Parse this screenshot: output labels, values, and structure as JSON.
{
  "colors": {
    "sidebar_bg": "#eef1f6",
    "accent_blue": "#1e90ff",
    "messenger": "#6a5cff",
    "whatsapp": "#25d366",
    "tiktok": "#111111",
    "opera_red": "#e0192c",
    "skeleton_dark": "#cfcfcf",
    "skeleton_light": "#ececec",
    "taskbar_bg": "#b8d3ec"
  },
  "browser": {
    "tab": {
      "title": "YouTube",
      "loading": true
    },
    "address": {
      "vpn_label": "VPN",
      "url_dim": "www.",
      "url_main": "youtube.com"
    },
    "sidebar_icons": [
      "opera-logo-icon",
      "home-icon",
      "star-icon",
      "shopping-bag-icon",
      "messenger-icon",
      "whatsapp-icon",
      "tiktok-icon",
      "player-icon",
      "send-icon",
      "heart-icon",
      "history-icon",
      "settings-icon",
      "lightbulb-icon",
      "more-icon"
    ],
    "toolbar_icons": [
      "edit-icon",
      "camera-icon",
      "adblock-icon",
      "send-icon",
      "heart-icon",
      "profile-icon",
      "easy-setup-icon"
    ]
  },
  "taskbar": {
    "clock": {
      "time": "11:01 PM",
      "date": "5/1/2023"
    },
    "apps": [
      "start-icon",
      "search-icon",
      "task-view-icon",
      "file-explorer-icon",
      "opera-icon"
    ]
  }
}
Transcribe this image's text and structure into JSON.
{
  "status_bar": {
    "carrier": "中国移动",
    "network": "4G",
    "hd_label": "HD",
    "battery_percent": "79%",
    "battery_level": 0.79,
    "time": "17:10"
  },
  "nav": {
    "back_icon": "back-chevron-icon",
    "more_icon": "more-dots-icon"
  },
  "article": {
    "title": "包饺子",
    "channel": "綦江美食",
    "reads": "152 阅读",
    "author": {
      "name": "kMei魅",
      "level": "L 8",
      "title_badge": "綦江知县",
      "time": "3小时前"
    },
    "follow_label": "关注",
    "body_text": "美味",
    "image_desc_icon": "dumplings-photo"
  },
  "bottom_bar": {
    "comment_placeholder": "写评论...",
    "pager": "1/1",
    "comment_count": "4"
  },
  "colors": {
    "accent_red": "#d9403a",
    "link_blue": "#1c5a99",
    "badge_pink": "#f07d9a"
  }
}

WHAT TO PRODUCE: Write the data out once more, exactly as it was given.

EXERCISE SOLUTION:
Parse this screenshot: output labels, values, and structure as JSON.
{
  "colors": {
    "sidebar_bg": "#eef1f6",
    "accent_blue": "#1e90ff",
    "messenger": "#6a5cff",
    "whatsapp": "#25d366",
    "tiktok": "#111111",
    "opera_red": "#e0192c",
    "skeleton_dark": "#cfcfcf",
    "skeleton_light": "#ececec",
    "taskbar_bg": "#b8d3ec"
  },
  "browser": {
    "tab": {
      "title": "YouTube",
      "loading": true
    },
    "address": {
      "vpn_label": "VPN",
      "url_dim": "www.",
      "url_main": "youtube.com"
    },
    "sidebar_icons": [
      "opera-logo-icon",
      "home-icon",
      "star-icon",
      "shopping-bag-icon",
      "messenger-icon",
      "whatsapp-icon",
      "tiktok-icon",
      "player-icon",
      "send-icon",
      "heart-icon",
      "history-icon",
      "settings-icon",
      "lightbulb-icon",
      "more-icon"
    ],
    "toolbar_icons": [
      "edit-icon",
      "camera-icon",
      "adblock-icon",
      "send-icon",
      "heart-icon",
      "profile-icon",
      "easy-setup-icon"
    ]
  },
  "taskbar": {
    "clock": {
      "time": "11:01 PM",
      "date": "5/1/2023"
    },
    "apps": [
      "start-icon",
      "search-icon",
      "task-view-icon",
      "file-explorer-icon",
      "opera-icon"
    ]
  }
}
Transcribe this image's text and structure into JSON.
{
  "status_bar": {
    "carrier": "中国移动",
    "network": "4G",
    "hd_label": "HD",
    "battery_percent": "79%",
    "battery_level": 0.79,
    "time": "17:10"
  },
  "nav": {
    "back_icon": "back-chevron-icon",
    "more_icon": "more-dots-icon"
  },
  "article": {
    "title": "包饺子",
    "channel": "綦江美食",
    "reads": "152 阅读",
    "author": {
      "name": "kMei魅",
      "level": "L 8",
      "title_badge": "綦江知县",
      "time": "3小时前"
    },
    "follow_label": "关注",
    "body_text": "美味",
    "image_desc_icon": "dumplings-photo"
  },
  "bottom_bar": {
    "comment_placeholder": "写评论...",
    "pager": "1/1",
    "comment_count": "4"
  },
  "colors": {
    "accent_red": "#d9403a",
    "link_blue": "#1c5a99",
    "badge_pink": "#f07d9a"
  }
}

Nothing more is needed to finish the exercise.